Leave out the images and set down the records below exactly.
-------- RECORDS FOR PROCESSING --------
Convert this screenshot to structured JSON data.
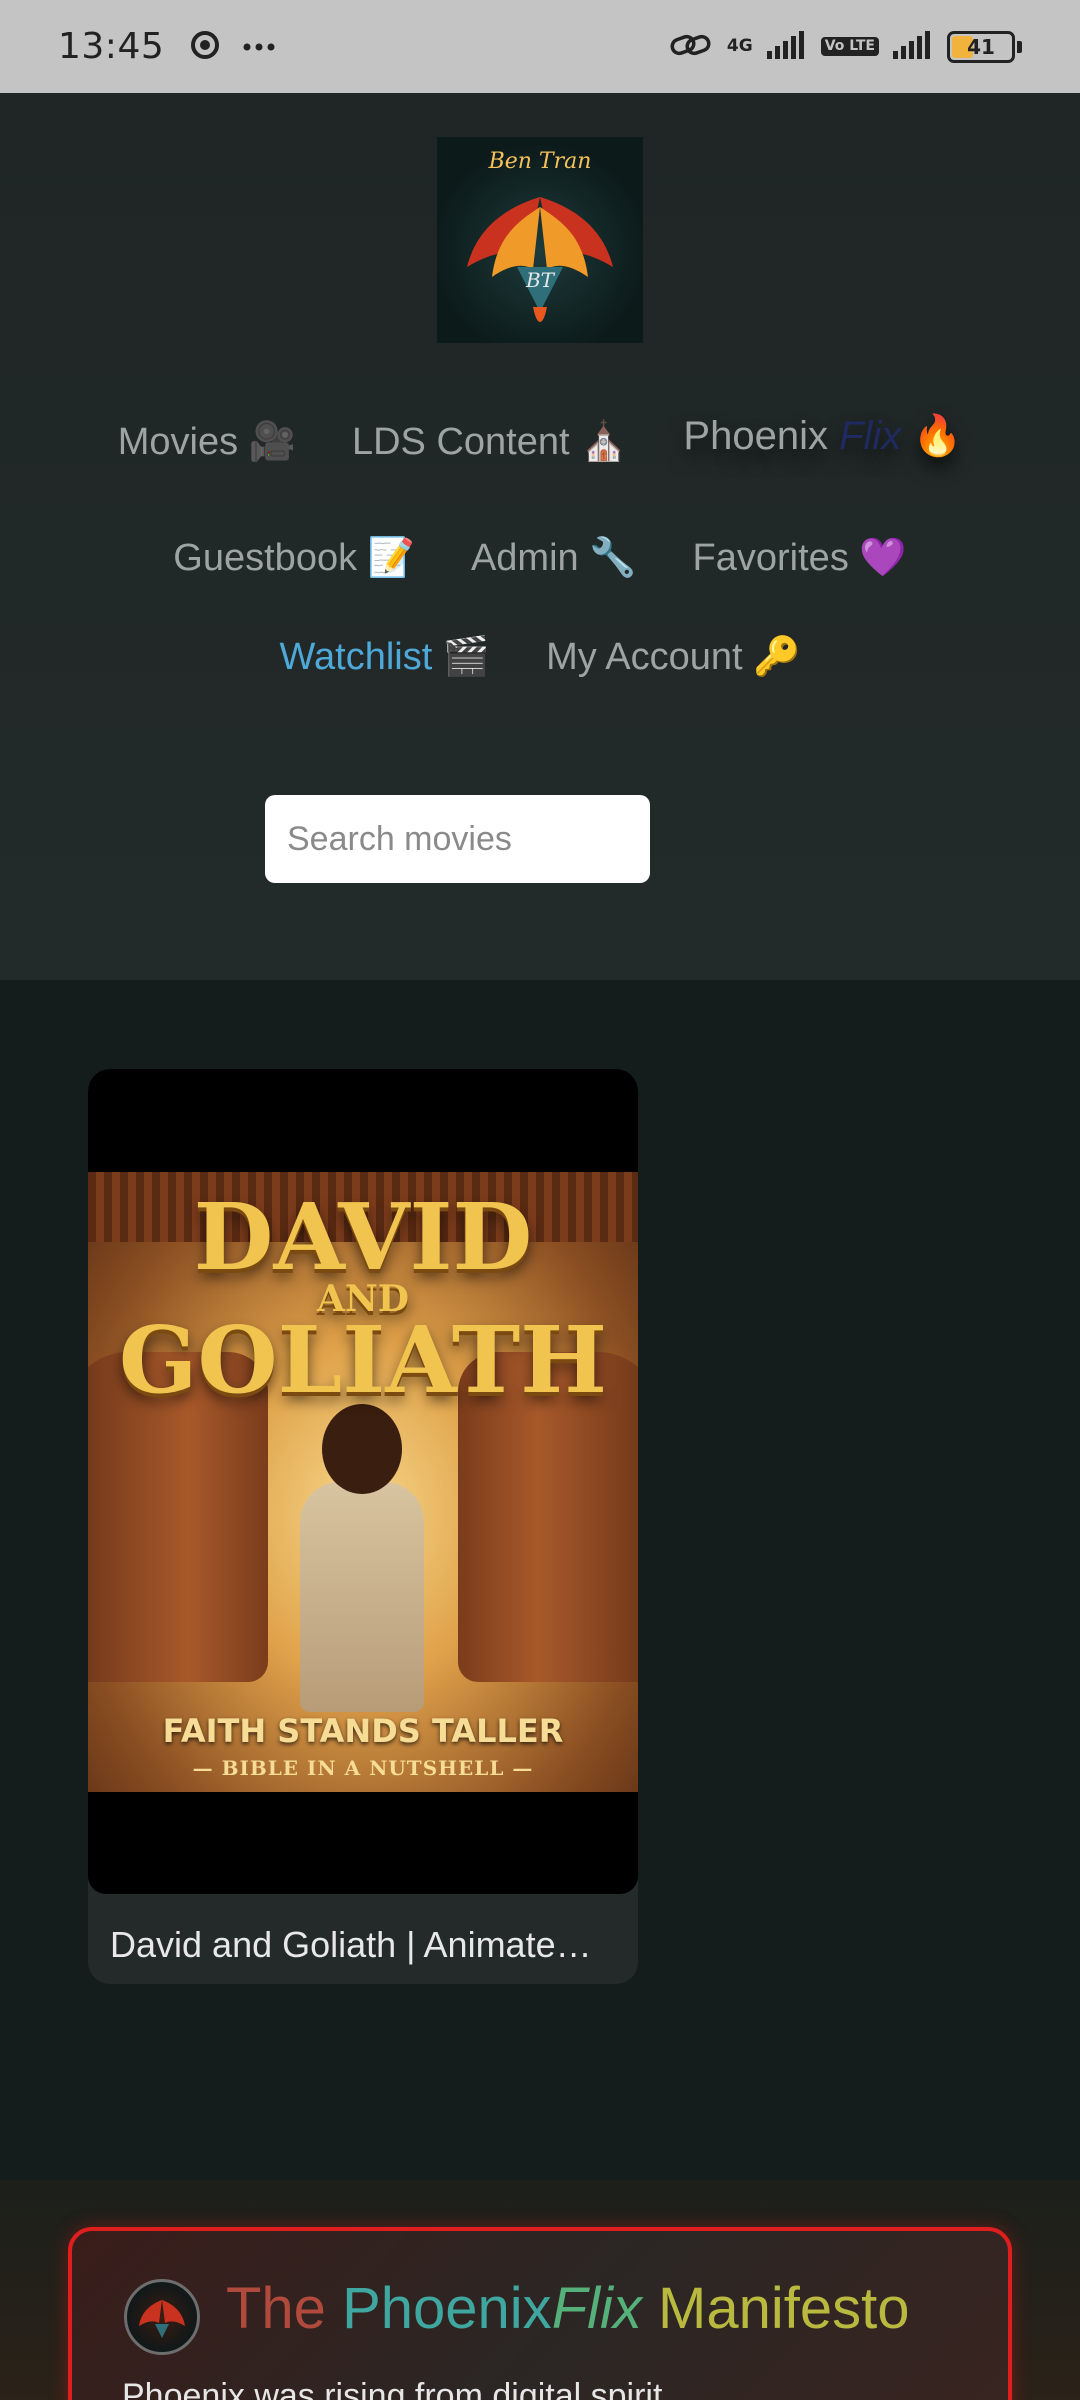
{
  "status_bar": {
    "time": "13:45",
    "network_label": "4G",
    "volte_label": "Vo LTE",
    "battery": "41",
    "battery_level": 0.41,
    "icons": [
      "chrome-icon",
      "more-dots-icon",
      "link-icon",
      "signal-icon",
      "signal-icon-2",
      "battery-icon"
    ]
  },
  "header": {
    "logo_text": "Ben Tran",
    "nav": {
      "movies": "Movies 🎥",
      "lds": "LDS Content ⛪",
      "brand_phoenix": "Phoenix",
      "brand_flix": "Flix",
      "brand_emoji": "🔥",
      "guestbook": "Guestbook 📝",
      "admin": "Admin 🔧",
      "favorites": "Favorites 💜",
      "watchlist": "Watchlist 🎬",
      "account": "My Account 🔑"
    },
    "search_placeholder": "Search movies"
  },
  "movies": [
    {
      "title": "David and Goliath | Animated Bible Story",
      "poster_title_1": "DAVID",
      "poster_and": "AND",
      "poster_title_2": "GOLIATH",
      "poster_tagline": "FAITH STANDS TALLER",
      "poster_subline": "— BIBLE IN A NUTSHELL —"
    }
  ],
  "manifesto": {
    "title_the": "The",
    "title_phoenix": "Phoenix",
    "title_flix": "Flix",
    "title_manifesto": "Manifesto",
    "text": "Phoenix was rising from digital spirit…"
  },
  "colors": {
    "brand_red": "#e0140f",
    "watchlist_blue": "#4ea8d8",
    "manifesto_border": "#e01e1e"
  }
}
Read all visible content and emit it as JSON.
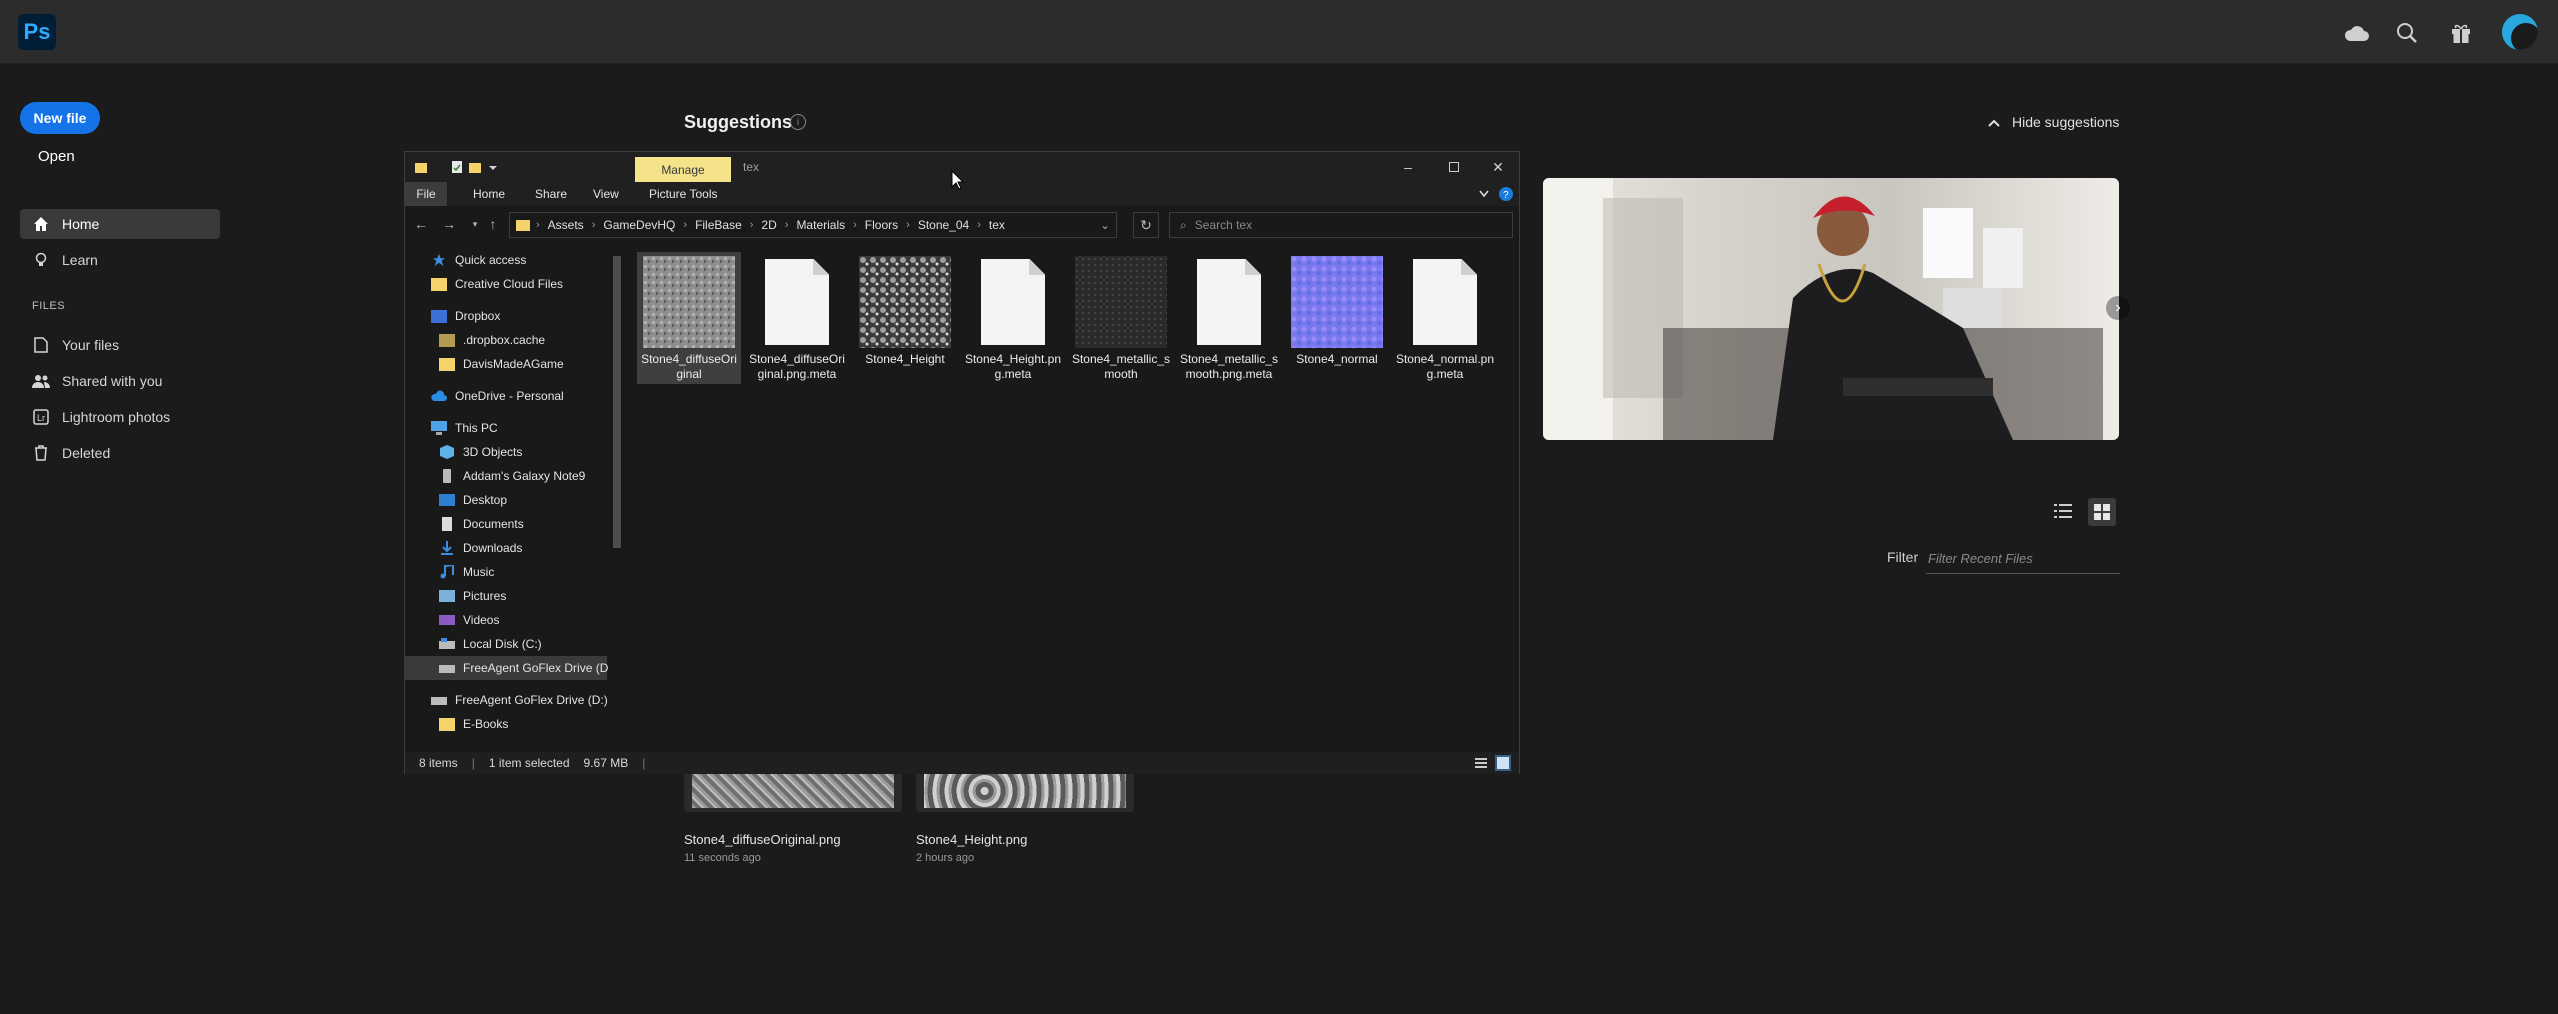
{
  "ps": {
    "logo_text": "Ps",
    "new_file_label": "New file",
    "open_label": "Open",
    "nav": [
      {
        "label": "Home",
        "icon": "home-icon"
      },
      {
        "label": "Learn",
        "icon": "lightbulb-icon"
      }
    ],
    "files_heading": "FILES",
    "files_nav": [
      {
        "label": "Your files",
        "icon": "file-icon"
      },
      {
        "label": "Shared with you",
        "icon": "people-icon"
      },
      {
        "label": "Lightroom photos",
        "icon": "lightroom-icon"
      },
      {
        "label": "Deleted",
        "icon": "trash-icon"
      }
    ],
    "suggestions_title": "Suggestions",
    "hide_suggestions_label": "Hide suggestions",
    "filter_label": "Filter",
    "filter_placeholder": "Filter Recent Files",
    "recent_files": [
      {
        "name": "Stone4_diffuseOriginal.png",
        "time": "11 seconds ago"
      },
      {
        "name": "Stone4_Height.png",
        "time": "2 hours ago"
      }
    ],
    "accent": "#1473e6"
  },
  "explorer": {
    "manage_tab": "Manage",
    "window_title": "tex",
    "ribbon_tabs": [
      "File",
      "Home",
      "Share",
      "View",
      "Picture Tools"
    ],
    "breadcrumb": [
      "Assets",
      "GameDevHQ",
      "FileBase",
      "2D",
      "Materials",
      "Floors",
      "Stone_04",
      "tex"
    ],
    "search_placeholder": "Search tex",
    "nav_items": [
      {
        "label": "Quick access",
        "icon": "star-icon"
      },
      {
        "label": "Creative Cloud Files",
        "icon": "folder-icon"
      },
      {
        "label": "Dropbox",
        "icon": "dropbox-icon"
      },
      {
        "label": ".dropbox.cache",
        "icon": "folder-icon"
      },
      {
        "label": "DavisMadeAGame",
        "icon": "folder-icon"
      },
      {
        "label": "OneDrive - Personal",
        "icon": "cloud-icon"
      },
      {
        "label": "This PC",
        "icon": "computer-icon"
      },
      {
        "label": "3D Objects",
        "icon": "cube-icon"
      },
      {
        "label": "Addam's Galaxy Note9",
        "icon": "phone-icon"
      },
      {
        "label": "Desktop",
        "icon": "desktop-icon"
      },
      {
        "label": "Documents",
        "icon": "documents-icon"
      },
      {
        "label": "Downloads",
        "icon": "download-icon"
      },
      {
        "label": "Music",
        "icon": "music-icon"
      },
      {
        "label": "Pictures",
        "icon": "pictures-icon"
      },
      {
        "label": "Videos",
        "icon": "video-icon"
      },
      {
        "label": "Local Disk (C:)",
        "icon": "disk-icon"
      },
      {
        "label": "FreeAgent GoFlex Drive (D:)",
        "icon": "drive-icon"
      },
      {
        "label": "FreeAgent GoFlex Drive (D:)",
        "icon": "drive-icon"
      },
      {
        "label": "E-Books",
        "icon": "folder-icon"
      }
    ],
    "files": [
      {
        "name": "Stone4_diffuseOriginal",
        "kind": "image",
        "texture": "diffuse"
      },
      {
        "name": "Stone4_diffuseOriginal.png.meta",
        "kind": "doc"
      },
      {
        "name": "Stone4_Height",
        "kind": "image",
        "texture": "height"
      },
      {
        "name": "Stone4_Height.png.meta",
        "kind": "doc"
      },
      {
        "name": "Stone4_metallic_smooth",
        "kind": "image",
        "texture": "metallic"
      },
      {
        "name": "Stone4_metallic_smooth.png.meta",
        "kind": "doc"
      },
      {
        "name": "Stone4_normal",
        "kind": "image",
        "texture": "normal"
      },
      {
        "name": "Stone4_normal.png.meta",
        "kind": "doc"
      }
    ],
    "status_items": "8 items",
    "status_selected": "1 item selected",
    "status_size": "9.67 MB",
    "manage_color": "#f4e38a"
  }
}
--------
EXERCISE SOLUTION:
Convert this screenshot to structured JSON data.
{
  "status_bar": {
    "time": "13:45",
    "network_label": "4G",
    "volte_label": "Vo LTE",
    "battery": "41",
    "battery_level": 0.41,
    "icons": [
      "chrome-icon",
      "more-dots-icon",
      "link-icon",
      "signal-icon",
      "signal-icon-2",
      "battery-icon"
    ]
  },
  "header": {
    "logo_text": "Ben Tran",
    "nav": {
      "movies": "Movies 🎥",
      "lds": "LDS Content ⛪",
      "brand_phoenix": "Phoenix",
      "brand_flix": "Flix",
      "brand_emoji": "🔥",
      "guestbook": "Guestbook 📝",
      "admin": "Admin 🔧",
      "favorites": "Favorites 💜",
      "watchlist": "Watchlist 🎬",
      "account": "My Account 🔑"
    },
    "search_placeholder": "Search movies"
  },
  "movies": [
    {
      "title": "David and Goliath | Animated Bible Story",
      "poster_title_1": "DAVID",
      "poster_and": "AND",
      "poster_title_2": "GOLIATH",
      "poster_tagline": "FAITH STANDS TALLER",
      "poster_subline": "— BIBLE IN A NUTSHELL —"
    }
  ],
  "manifesto": {
    "title_the": "The",
    "title_phoenix": "Phoenix",
    "title_flix": "Flix",
    "title_manifesto": "Manifesto",
    "text": "Phoenix was rising from digital spirit…"
  },
  "colors": {
    "brand_red": "#e0140f",
    "watchlist_blue": "#4ea8d8",
    "manifesto_border": "#e01e1e"
  }
}
Read all visible content and emit it as JSON.
{
  "ps": {
    "logo_text": "Ps",
    "new_file_label": "New file",
    "open_label": "Open",
    "nav": [
      {
        "label": "Home",
        "icon": "home-icon"
      },
      {
        "label": "Learn",
        "icon": "lightbulb-icon"
      }
    ],
    "files_heading": "FILES",
    "files_nav": [
      {
        "label": "Your files",
        "icon": "file-icon"
      },
      {
        "label": "Shared with you",
        "icon": "people-icon"
      },
      {
        "label": "Lightroom photos",
        "icon": "lightroom-icon"
      },
      {
        "label": "Deleted",
        "icon": "trash-icon"
      }
    ],
    "suggestions_title": "Suggestions",
    "hide_suggestions_label": "Hide suggestions",
    "filter_label": "Filter",
    "filter_placeholder": "Filter Recent Files",
    "recent_files": [
      {
        "name": "Stone4_diffuseOriginal.png",
        "time": "11 seconds ago"
      },
      {
        "name": "Stone4_Height.png",
        "time": "2 hours ago"
      }
    ],
    "accent": "#1473e6"
  },
  "explorer": {
    "manage_tab": "Manage",
    "window_title": "tex",
    "ribbon_tabs": [
      "File",
      "Home",
      "Share",
      "View",
      "Picture Tools"
    ],
    "breadcrumb": [
      "Assets",
      "GameDevHQ",
      "FileBase",
      "2D",
      "Materials",
      "Floors",
      "Stone_04",
      "tex"
    ],
    "search_placeholder": "Search tex",
    "nav_items": [
      {
        "label": "Quick access",
        "icon": "star-icon"
      },
      {
        "label": "Creative Cloud Files",
        "icon": "folder-icon"
      },
      {
        "label": "Dropbox",
        "icon": "dropbox-icon"
      },
      {
        "label": ".dropbox.cache",
        "icon": "folder-icon"
      },
      {
        "label": "DavisMadeAGame",
        "icon": "folder-icon"
      },
      {
        "label": "OneDrive - Personal",
        "icon": "cloud-icon"
      },
      {
        "label": "This PC",
        "icon": "computer-icon"
      },
      {
        "label": "3D Objects",
        "icon": "cube-icon"
      },
      {
        "label": "Addam's Galaxy Note9",
        "icon": "phone-icon"
      },
      {
        "label": "Desktop",
        "icon": "desktop-icon"
      },
      {
        "label": "Documents",
        "icon": "documents-icon"
      },
      {
        "label": "Downloads",
        "icon": "download-icon"
      },
      {
        "label": "Music",
        "icon": "music-icon"
      },
      {
        "label": "Pictures",
        "icon": "pictures-icon"
      },
      {
        "label": "Videos",
        "icon": "video-icon"
      },
      {
        "label": "Local Disk (C:)",
        "icon": "disk-icon"
      },
      {
        "label": "FreeAgent GoFlex Drive (D:)",
        "icon": "drive-icon"
      },
      {
        "label": "FreeAgent GoFlex Drive (D:)",
        "icon": "drive-icon"
      },
      {
        "label": "E-Books",
        "icon": "folder-icon"
      }
    ],
    "files": [
      {
        "name": "Stone4_diffuseOriginal",
        "kind": "image",
        "texture": "diffuse"
      },
      {
        "name": "Stone4_diffuseOriginal.png.meta",
        "kind": "doc"
      },
      {
        "name": "Stone4_Height",
        "kind": "image",
        "texture": "height"
      },
      {
        "name": "Stone4_Height.png.meta",
        "kind": "doc"
      },
      {
        "name": "Stone4_metallic_smooth",
        "kind": "image",
        "texture": "metallic"
      },
      {
        "name": "Stone4_metallic_smooth.png.meta",
        "kind": "doc"
      },
      {
        "name": "Stone4_normal",
        "kind": "image",
        "texture": "normal"
      },
      {
        "name": "Stone4_normal.png.meta",
        "kind": "doc"
      }
    ],
    "status_items": "8 items",
    "status_selected": "1 item selected",
    "status_size": "9.67 MB",
    "manage_color": "#f4e38a"
  }
}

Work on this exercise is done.